--- WORK ORDER ---
In the listing below, find each line with the string "this" and report it.

--- DATA LISTING ---

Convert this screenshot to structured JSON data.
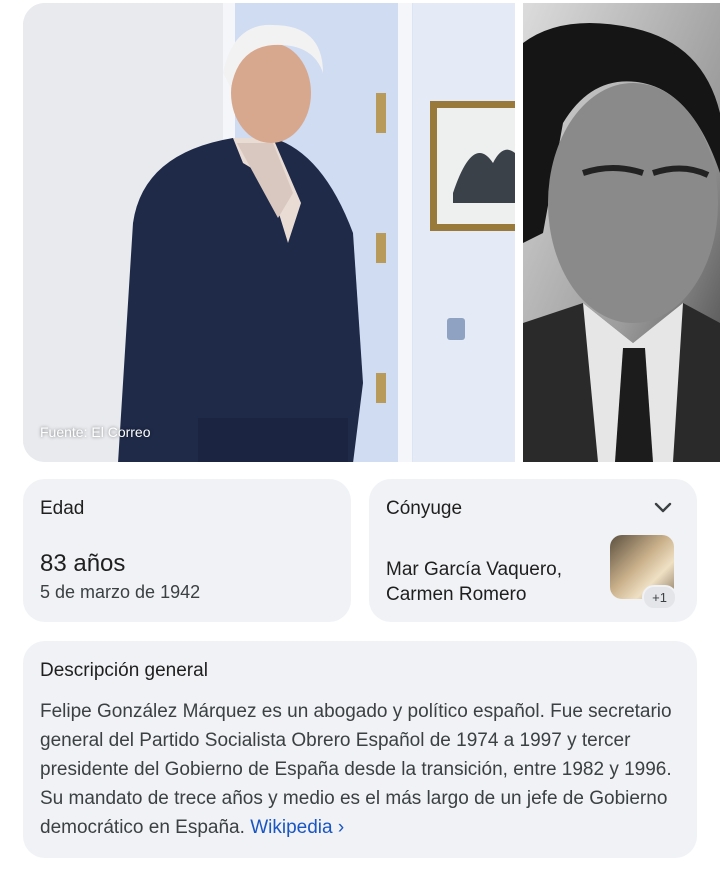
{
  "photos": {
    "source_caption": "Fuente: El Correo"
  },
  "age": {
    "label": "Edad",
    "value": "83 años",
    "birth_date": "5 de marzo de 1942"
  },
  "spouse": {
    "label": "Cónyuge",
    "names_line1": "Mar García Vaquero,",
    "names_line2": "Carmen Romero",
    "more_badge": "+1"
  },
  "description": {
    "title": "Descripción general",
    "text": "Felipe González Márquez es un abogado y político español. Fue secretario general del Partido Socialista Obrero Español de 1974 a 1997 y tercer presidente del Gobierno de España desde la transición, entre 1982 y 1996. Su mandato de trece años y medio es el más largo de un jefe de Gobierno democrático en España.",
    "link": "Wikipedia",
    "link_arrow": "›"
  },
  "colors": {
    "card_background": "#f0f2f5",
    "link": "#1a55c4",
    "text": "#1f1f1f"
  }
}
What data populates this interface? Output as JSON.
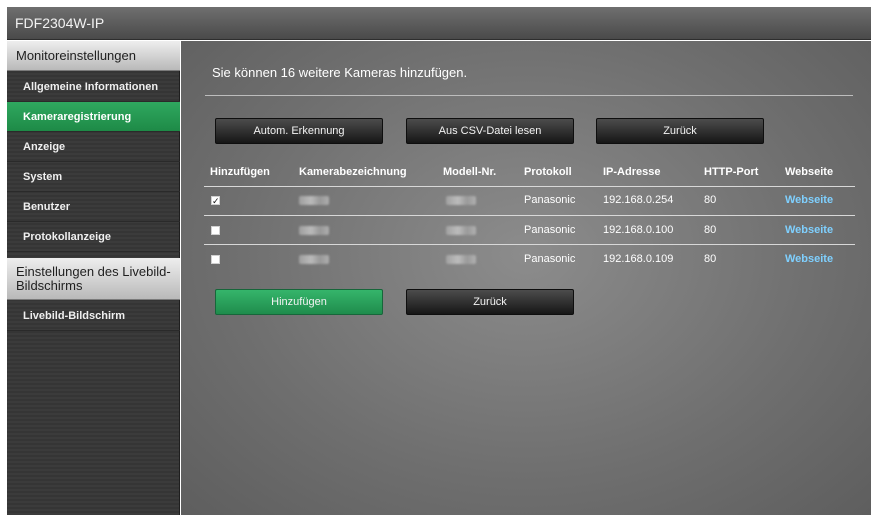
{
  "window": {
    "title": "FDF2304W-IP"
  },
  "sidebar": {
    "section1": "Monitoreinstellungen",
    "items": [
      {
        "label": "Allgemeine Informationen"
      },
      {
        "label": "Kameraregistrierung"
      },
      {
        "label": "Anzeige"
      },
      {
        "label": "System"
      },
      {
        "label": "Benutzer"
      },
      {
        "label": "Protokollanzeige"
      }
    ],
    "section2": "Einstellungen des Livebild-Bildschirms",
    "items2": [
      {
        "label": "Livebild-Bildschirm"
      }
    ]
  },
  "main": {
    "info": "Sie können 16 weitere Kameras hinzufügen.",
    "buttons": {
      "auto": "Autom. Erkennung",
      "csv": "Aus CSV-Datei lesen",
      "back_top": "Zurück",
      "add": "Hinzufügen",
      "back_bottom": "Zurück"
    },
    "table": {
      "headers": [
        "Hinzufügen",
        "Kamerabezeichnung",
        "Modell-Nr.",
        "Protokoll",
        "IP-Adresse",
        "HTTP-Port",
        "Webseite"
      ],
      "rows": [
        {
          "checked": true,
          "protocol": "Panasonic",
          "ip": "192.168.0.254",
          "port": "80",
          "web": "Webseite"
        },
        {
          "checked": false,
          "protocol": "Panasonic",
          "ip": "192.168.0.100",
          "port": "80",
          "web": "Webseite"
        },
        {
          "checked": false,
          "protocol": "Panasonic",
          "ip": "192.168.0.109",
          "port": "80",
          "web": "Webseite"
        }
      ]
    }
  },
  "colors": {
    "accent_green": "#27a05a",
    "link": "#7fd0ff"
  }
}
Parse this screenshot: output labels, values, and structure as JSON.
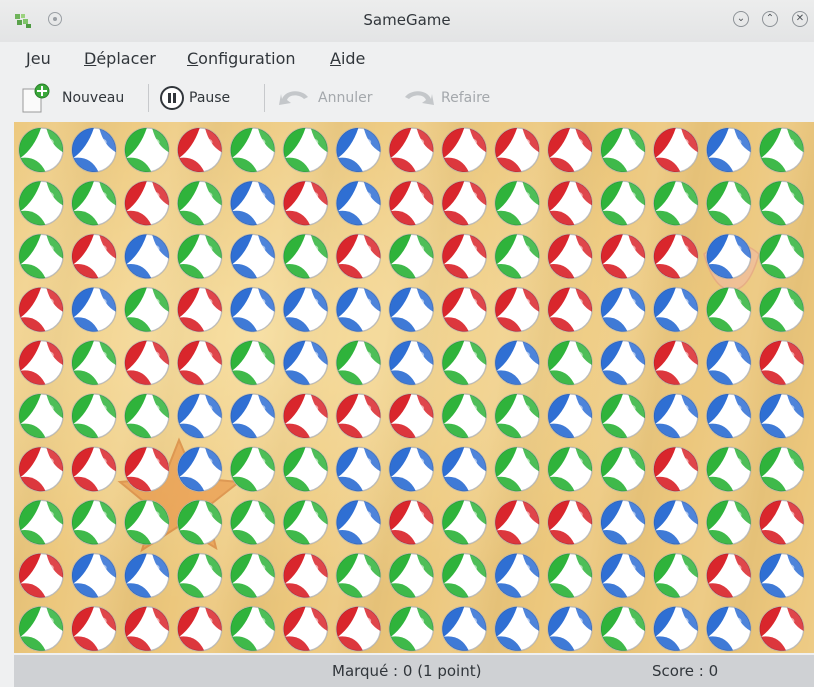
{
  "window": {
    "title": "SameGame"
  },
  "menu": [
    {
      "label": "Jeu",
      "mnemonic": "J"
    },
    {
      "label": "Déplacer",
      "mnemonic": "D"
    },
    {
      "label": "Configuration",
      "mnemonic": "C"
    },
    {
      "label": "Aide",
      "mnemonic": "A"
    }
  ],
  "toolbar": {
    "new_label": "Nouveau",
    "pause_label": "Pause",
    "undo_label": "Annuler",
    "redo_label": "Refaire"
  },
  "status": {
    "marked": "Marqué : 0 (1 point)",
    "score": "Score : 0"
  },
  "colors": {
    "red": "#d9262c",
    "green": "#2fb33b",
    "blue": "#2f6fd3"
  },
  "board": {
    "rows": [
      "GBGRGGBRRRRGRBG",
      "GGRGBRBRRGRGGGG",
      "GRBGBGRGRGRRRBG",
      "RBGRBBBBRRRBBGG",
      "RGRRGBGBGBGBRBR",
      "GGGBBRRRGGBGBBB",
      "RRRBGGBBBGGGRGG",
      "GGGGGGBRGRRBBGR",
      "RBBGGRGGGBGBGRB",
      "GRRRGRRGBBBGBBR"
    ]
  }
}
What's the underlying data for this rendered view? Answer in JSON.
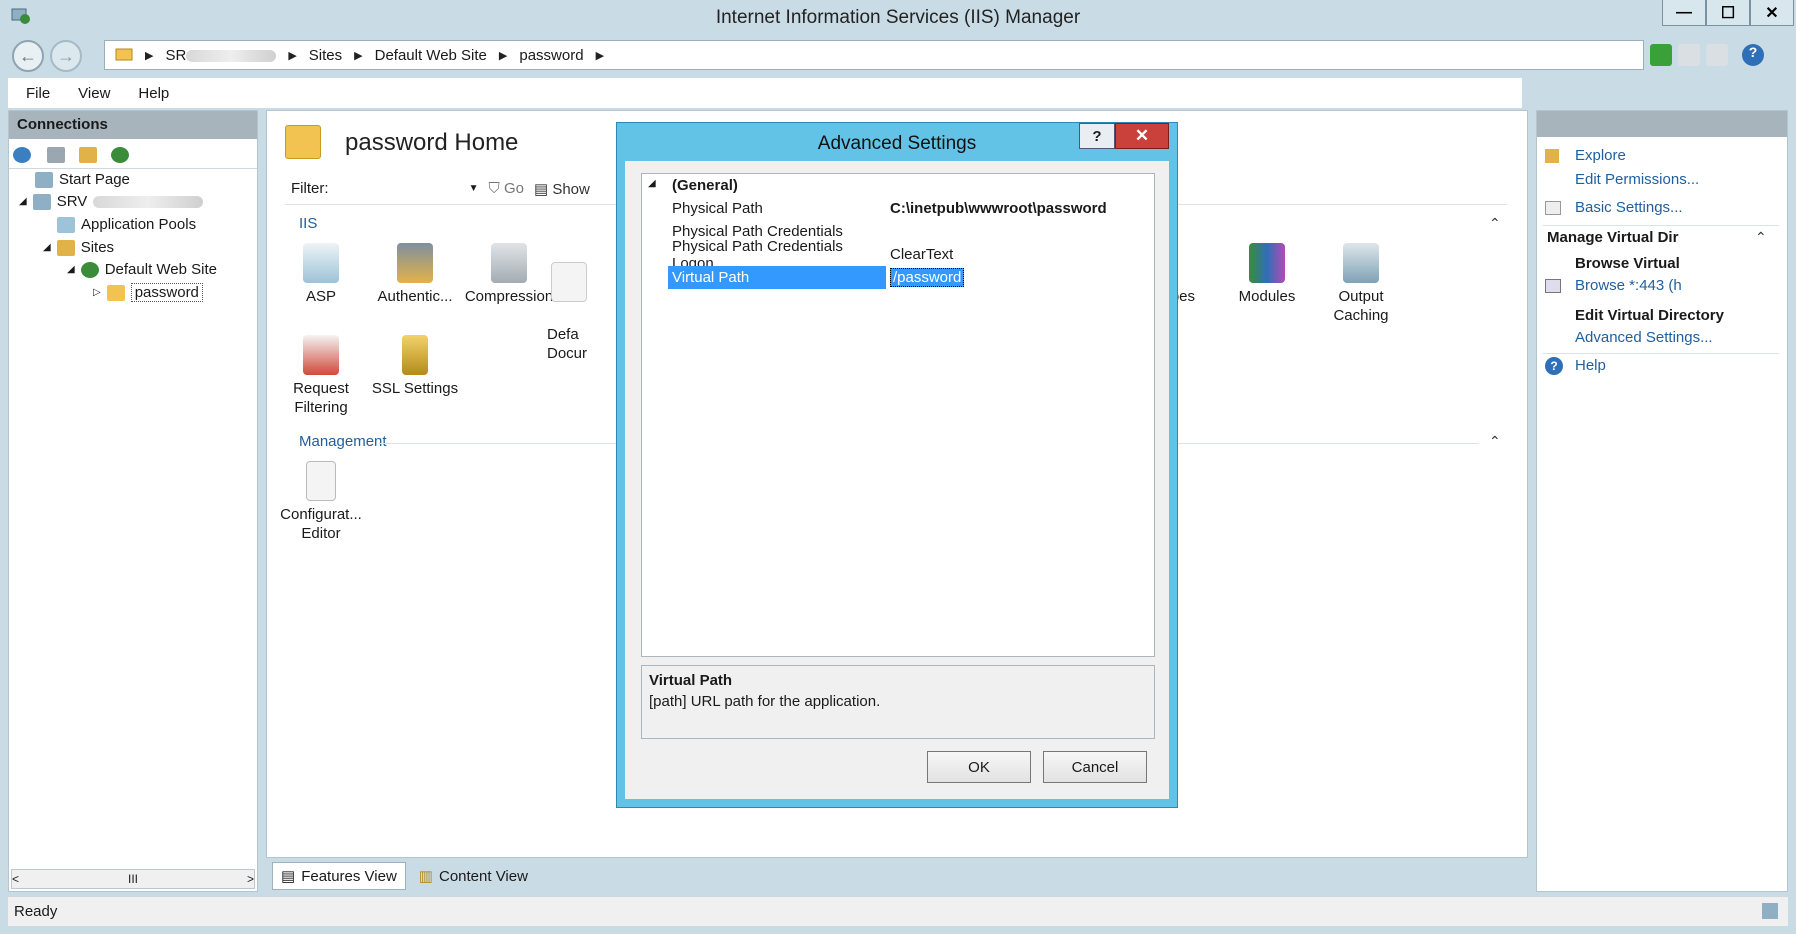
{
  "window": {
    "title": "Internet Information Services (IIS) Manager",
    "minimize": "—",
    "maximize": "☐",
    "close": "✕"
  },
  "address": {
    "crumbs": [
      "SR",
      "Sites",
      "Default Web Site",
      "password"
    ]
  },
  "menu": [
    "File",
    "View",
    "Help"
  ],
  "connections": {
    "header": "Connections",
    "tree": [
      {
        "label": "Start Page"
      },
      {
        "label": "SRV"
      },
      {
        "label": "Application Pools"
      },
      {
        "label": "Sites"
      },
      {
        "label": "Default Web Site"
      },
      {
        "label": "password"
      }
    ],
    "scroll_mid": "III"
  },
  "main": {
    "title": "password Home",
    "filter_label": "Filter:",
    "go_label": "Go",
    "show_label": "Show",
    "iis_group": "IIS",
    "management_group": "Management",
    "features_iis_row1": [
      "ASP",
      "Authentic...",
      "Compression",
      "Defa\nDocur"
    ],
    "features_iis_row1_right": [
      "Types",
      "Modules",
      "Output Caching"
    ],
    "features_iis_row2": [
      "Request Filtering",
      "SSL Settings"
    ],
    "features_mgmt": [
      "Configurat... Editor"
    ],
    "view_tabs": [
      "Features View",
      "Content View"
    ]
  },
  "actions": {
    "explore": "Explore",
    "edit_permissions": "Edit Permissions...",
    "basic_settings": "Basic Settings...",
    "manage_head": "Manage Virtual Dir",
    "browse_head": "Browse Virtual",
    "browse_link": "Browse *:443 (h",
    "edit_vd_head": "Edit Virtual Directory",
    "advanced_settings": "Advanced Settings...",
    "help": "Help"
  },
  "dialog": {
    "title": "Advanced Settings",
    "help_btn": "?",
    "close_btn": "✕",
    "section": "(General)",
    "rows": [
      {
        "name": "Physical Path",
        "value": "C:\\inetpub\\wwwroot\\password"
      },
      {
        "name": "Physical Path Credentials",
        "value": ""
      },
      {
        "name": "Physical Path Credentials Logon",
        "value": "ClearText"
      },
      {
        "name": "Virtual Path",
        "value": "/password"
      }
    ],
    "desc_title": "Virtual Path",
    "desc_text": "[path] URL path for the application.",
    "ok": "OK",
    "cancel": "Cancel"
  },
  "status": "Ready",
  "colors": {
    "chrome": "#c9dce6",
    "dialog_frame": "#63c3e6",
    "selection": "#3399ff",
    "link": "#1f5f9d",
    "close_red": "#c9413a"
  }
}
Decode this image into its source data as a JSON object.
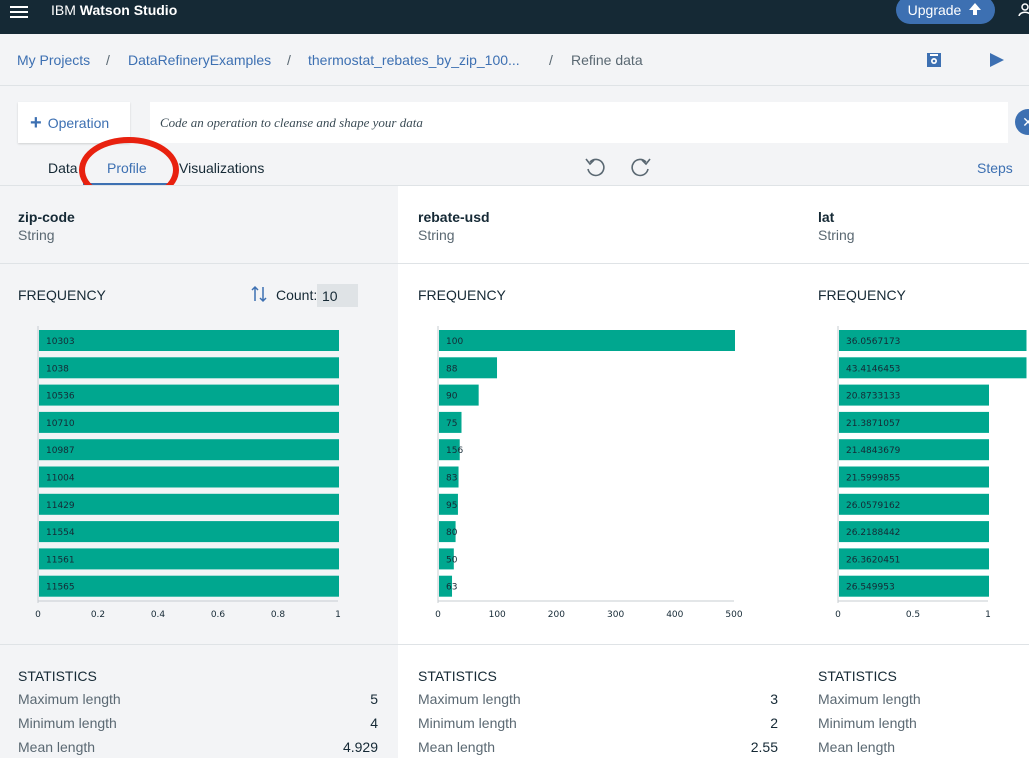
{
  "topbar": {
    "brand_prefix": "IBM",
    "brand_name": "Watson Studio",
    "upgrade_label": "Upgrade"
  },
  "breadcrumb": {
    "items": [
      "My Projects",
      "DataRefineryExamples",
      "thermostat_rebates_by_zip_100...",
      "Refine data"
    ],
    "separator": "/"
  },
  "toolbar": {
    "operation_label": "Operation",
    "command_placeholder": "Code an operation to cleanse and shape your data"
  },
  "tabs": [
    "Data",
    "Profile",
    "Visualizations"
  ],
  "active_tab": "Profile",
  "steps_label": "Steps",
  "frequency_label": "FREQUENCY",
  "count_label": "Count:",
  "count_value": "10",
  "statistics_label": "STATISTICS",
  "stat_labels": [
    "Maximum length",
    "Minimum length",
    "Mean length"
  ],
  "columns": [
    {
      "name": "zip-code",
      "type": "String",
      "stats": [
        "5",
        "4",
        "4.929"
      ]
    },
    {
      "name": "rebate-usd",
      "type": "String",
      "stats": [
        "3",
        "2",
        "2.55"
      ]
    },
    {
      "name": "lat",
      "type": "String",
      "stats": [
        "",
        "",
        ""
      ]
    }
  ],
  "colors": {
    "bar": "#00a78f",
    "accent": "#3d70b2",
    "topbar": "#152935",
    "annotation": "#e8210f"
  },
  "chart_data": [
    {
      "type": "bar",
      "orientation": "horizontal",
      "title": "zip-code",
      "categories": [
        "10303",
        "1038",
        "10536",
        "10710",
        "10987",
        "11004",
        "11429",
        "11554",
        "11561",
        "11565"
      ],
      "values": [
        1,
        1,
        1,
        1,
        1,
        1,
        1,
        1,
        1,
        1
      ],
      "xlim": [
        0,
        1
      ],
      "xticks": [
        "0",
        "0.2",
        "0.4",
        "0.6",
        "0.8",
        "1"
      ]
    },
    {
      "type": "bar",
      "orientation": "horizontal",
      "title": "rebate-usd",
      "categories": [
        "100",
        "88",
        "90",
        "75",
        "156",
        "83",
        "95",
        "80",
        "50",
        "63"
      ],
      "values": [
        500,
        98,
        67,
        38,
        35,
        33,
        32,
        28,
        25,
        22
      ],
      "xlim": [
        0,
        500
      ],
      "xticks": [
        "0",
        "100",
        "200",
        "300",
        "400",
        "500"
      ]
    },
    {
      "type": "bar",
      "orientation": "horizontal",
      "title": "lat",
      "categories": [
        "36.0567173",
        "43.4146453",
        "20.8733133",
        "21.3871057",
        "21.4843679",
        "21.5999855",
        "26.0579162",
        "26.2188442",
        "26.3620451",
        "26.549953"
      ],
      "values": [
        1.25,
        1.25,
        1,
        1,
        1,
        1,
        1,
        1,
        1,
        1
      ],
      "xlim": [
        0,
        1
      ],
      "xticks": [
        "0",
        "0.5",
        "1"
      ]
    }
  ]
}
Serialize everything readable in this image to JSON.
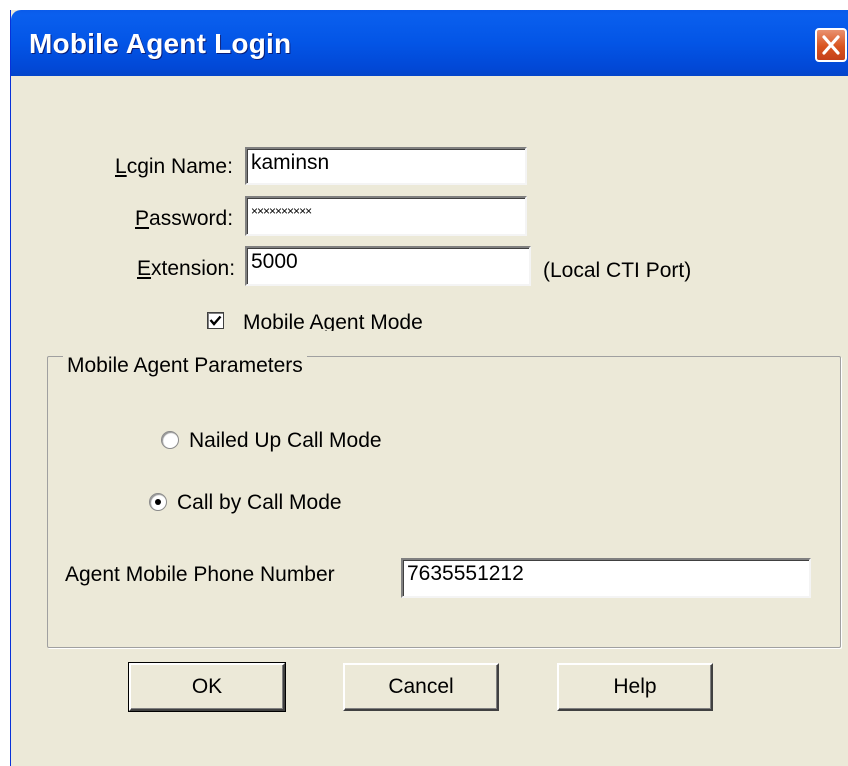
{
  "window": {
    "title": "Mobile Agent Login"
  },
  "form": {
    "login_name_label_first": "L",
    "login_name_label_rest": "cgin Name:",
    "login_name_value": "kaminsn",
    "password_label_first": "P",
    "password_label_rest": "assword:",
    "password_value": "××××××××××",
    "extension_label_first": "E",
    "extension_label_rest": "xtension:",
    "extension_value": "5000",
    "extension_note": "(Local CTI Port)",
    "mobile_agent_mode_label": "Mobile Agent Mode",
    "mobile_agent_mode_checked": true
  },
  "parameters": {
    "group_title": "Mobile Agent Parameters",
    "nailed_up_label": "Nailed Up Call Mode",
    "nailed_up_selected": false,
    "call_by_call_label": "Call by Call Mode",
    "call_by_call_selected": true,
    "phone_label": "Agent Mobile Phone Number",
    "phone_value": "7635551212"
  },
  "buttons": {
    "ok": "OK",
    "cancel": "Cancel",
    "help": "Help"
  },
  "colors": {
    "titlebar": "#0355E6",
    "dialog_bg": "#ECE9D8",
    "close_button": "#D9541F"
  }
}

--- SOLVED EXERCISE ---
Convert this screenshot to structured JSON data.
What data populates this interface? Output as JSON.
Parse this screenshot: output labels, values, and structure as JSON.
What's the underlying data for this rendered view? Answer in JSON.
Decode this image into its source data as a JSON object.
Serialize everything readable in this image to JSON.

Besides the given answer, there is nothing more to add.